Prompt: Set all the entries down once more, with nothing altered.

[Records from a data collection]
++++++++++

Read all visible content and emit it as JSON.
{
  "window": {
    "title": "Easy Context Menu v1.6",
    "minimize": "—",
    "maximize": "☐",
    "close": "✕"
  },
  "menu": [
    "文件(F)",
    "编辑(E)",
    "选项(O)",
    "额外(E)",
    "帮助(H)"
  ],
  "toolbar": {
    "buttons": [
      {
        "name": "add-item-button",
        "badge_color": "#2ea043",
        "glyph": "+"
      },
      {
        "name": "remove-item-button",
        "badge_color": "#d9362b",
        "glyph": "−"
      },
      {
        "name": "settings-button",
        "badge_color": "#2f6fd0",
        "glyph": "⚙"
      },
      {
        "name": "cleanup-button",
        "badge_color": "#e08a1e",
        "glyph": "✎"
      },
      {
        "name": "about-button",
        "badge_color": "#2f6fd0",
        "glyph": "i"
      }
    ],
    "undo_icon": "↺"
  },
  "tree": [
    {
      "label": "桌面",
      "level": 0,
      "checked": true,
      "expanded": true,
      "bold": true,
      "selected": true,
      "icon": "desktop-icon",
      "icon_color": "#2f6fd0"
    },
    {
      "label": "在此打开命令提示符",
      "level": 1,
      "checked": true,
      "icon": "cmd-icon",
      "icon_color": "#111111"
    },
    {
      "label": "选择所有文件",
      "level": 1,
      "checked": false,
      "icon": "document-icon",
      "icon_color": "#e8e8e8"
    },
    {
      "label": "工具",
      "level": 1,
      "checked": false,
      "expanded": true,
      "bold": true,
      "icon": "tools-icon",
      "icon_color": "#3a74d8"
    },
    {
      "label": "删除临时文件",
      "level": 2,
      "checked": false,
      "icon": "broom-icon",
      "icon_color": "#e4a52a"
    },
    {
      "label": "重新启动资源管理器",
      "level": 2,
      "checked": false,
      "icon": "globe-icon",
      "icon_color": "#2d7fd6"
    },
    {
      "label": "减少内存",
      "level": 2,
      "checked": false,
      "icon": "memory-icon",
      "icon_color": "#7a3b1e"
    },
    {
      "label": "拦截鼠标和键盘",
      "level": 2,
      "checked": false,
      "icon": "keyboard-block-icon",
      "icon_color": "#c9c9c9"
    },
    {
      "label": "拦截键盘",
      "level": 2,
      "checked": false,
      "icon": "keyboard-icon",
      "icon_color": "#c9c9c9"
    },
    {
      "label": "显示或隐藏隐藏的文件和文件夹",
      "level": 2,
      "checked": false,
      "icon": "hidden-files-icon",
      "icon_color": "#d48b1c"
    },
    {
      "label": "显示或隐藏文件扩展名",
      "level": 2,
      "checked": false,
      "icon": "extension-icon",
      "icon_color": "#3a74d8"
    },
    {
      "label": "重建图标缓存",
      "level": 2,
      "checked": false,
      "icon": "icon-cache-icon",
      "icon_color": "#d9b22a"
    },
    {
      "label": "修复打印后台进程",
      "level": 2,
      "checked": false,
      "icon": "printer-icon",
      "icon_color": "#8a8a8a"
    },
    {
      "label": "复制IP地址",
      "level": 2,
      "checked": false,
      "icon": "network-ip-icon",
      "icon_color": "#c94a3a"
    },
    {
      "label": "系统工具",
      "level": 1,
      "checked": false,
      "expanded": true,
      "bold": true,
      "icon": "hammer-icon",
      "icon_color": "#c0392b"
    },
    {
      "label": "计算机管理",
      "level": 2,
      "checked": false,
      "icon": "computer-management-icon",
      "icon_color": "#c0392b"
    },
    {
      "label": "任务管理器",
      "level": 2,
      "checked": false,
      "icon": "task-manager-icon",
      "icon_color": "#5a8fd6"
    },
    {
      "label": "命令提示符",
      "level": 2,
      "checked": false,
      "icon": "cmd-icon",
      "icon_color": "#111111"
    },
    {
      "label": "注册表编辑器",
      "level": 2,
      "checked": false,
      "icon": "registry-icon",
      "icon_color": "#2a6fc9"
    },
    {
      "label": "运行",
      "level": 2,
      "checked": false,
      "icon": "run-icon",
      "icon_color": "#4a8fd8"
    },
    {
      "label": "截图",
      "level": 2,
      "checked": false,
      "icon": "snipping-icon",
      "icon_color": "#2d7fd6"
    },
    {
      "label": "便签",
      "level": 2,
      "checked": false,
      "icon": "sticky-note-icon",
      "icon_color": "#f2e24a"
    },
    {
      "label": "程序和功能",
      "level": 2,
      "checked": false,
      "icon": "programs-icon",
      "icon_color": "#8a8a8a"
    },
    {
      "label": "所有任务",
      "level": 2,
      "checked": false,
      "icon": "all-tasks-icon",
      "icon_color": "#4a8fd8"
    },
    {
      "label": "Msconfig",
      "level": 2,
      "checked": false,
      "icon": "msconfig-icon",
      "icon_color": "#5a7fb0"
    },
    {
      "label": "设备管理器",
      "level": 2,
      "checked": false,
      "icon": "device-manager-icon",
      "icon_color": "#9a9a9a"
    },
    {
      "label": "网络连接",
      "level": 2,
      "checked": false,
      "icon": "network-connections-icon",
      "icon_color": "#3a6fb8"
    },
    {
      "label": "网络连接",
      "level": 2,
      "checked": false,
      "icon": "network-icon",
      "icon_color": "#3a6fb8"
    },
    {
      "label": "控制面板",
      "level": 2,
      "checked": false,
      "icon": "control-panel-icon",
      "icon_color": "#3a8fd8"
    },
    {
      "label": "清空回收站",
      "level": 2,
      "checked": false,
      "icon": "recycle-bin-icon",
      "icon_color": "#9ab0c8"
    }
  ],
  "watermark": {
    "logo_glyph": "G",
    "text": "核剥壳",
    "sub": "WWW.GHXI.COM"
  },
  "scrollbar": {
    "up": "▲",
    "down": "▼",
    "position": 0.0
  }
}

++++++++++

Answer to this exercise:
Read all visible content and emit it as JSON.
{
  "window": {
    "title": "Easy Context Menu v1.6",
    "minimize": "—",
    "maximize": "☐",
    "close": "✕"
  },
  "menu": [
    "文件(F)",
    "编辑(E)",
    "选项(O)",
    "额外(E)",
    "帮助(H)"
  ],
  "toolbar": {
    "buttons": [
      {
        "name": "add-item-button",
        "badge_color": "#2ea043",
        "glyph": "+"
      },
      {
        "name": "remove-item-button",
        "badge_color": "#d9362b",
        "glyph": "−"
      },
      {
        "name": "settings-button",
        "badge_color": "#2f6fd0",
        "glyph": "⚙"
      },
      {
        "name": "cleanup-button",
        "badge_color": "#e08a1e",
        "glyph": "✎"
      },
      {
        "name": "about-button",
        "badge_color": "#2f6fd0",
        "glyph": "i"
      }
    ],
    "undo_icon": "↺"
  },
  "tree": [
    {
      "label": "桌面",
      "level": 0,
      "checked": true,
      "expanded": true,
      "bold": true,
      "selected": true,
      "icon": "desktop-icon",
      "icon_color": "#2f6fd0"
    },
    {
      "label": "在此打开命令提示符",
      "level": 1,
      "checked": true,
      "icon": "cmd-icon",
      "icon_color": "#111111"
    },
    {
      "label": "选择所有文件",
      "level": 1,
      "checked": false,
      "icon": "document-icon",
      "icon_color": "#e8e8e8"
    },
    {
      "label": "工具",
      "level": 1,
      "checked": false,
      "expanded": true,
      "bold": true,
      "icon": "tools-icon",
      "icon_color": "#3a74d8"
    },
    {
      "label": "删除临时文件",
      "level": 2,
      "checked": false,
      "icon": "broom-icon",
      "icon_color": "#e4a52a"
    },
    {
      "label": "重新启动资源管理器",
      "level": 2,
      "checked": false,
      "icon": "globe-icon",
      "icon_color": "#2d7fd6"
    },
    {
      "label": "减少内存",
      "level": 2,
      "checked": false,
      "icon": "memory-icon",
      "icon_color": "#7a3b1e"
    },
    {
      "label": "拦截鼠标和键盘",
      "level": 2,
      "checked": false,
      "icon": "keyboard-block-icon",
      "icon_color": "#c9c9c9"
    },
    {
      "label": "拦截键盘",
      "level": 2,
      "checked": false,
      "icon": "keyboard-icon",
      "icon_color": "#c9c9c9"
    },
    {
      "label": "显示或隐藏隐藏的文件和文件夹",
      "level": 2,
      "checked": false,
      "icon": "hidden-files-icon",
      "icon_color": "#d48b1c"
    },
    {
      "label": "显示或隐藏文件扩展名",
      "level": 2,
      "checked": false,
      "icon": "extension-icon",
      "icon_color": "#3a74d8"
    },
    {
      "label": "重建图标缓存",
      "level": 2,
      "checked": false,
      "icon": "icon-cache-icon",
      "icon_color": "#d9b22a"
    },
    {
      "label": "修复打印后台进程",
      "level": 2,
      "checked": false,
      "icon": "printer-icon",
      "icon_color": "#8a8a8a"
    },
    {
      "label": "复制IP地址",
      "level": 2,
      "checked": false,
      "icon": "network-ip-icon",
      "icon_color": "#c94a3a"
    },
    {
      "label": "系统工具",
      "level": 1,
      "checked": false,
      "expanded": true,
      "bold": true,
      "icon": "hammer-icon",
      "icon_color": "#c0392b"
    },
    {
      "label": "计算机管理",
      "level": 2,
      "checked": false,
      "icon": "computer-management-icon",
      "icon_color": "#c0392b"
    },
    {
      "label": "任务管理器",
      "level": 2,
      "checked": false,
      "icon": "task-manager-icon",
      "icon_color": "#5a8fd6"
    },
    {
      "label": "命令提示符",
      "level": 2,
      "checked": false,
      "icon": "cmd-icon",
      "icon_color": "#111111"
    },
    {
      "label": "注册表编辑器",
      "level": 2,
      "checked": false,
      "icon": "registry-icon",
      "icon_color": "#2a6fc9"
    },
    {
      "label": "运行",
      "level": 2,
      "checked": false,
      "icon": "run-icon",
      "icon_color": "#4a8fd8"
    },
    {
      "label": "截图",
      "level": 2,
      "checked": false,
      "icon": "snipping-icon",
      "icon_color": "#2d7fd6"
    },
    {
      "label": "便签",
      "level": 2,
      "checked": false,
      "icon": "sticky-note-icon",
      "icon_color": "#f2e24a"
    },
    {
      "label": "程序和功能",
      "level": 2,
      "checked": false,
      "icon": "programs-icon",
      "icon_color": "#8a8a8a"
    },
    {
      "label": "所有任务",
      "level": 2,
      "checked": false,
      "icon": "all-tasks-icon",
      "icon_color": "#4a8fd8"
    },
    {
      "label": "Msconfig",
      "level": 2,
      "checked": false,
      "icon": "msconfig-icon",
      "icon_color": "#5a7fb0"
    },
    {
      "label": "设备管理器",
      "level": 2,
      "checked": false,
      "icon": "device-manager-icon",
      "icon_color": "#9a9a9a"
    },
    {
      "label": "网络连接",
      "level": 2,
      "checked": false,
      "icon": "network-connections-icon",
      "icon_color": "#3a6fb8"
    },
    {
      "label": "网络连接",
      "level": 2,
      "checked": false,
      "icon": "network-icon",
      "icon_color": "#3a6fb8"
    },
    {
      "label": "控制面板",
      "level": 2,
      "checked": false,
      "icon": "control-panel-icon",
      "icon_color": "#3a8fd8"
    },
    {
      "label": "清空回收站",
      "level": 2,
      "checked": false,
      "icon": "recycle-bin-icon",
      "icon_color": "#9ab0c8"
    }
  ],
  "watermark": {
    "logo_glyph": "G",
    "text": "核剥壳",
    "sub": "WWW.GHXI.COM"
  },
  "scrollbar": {
    "up": "▲",
    "down": "▼",
    "position": 0.0
  }
}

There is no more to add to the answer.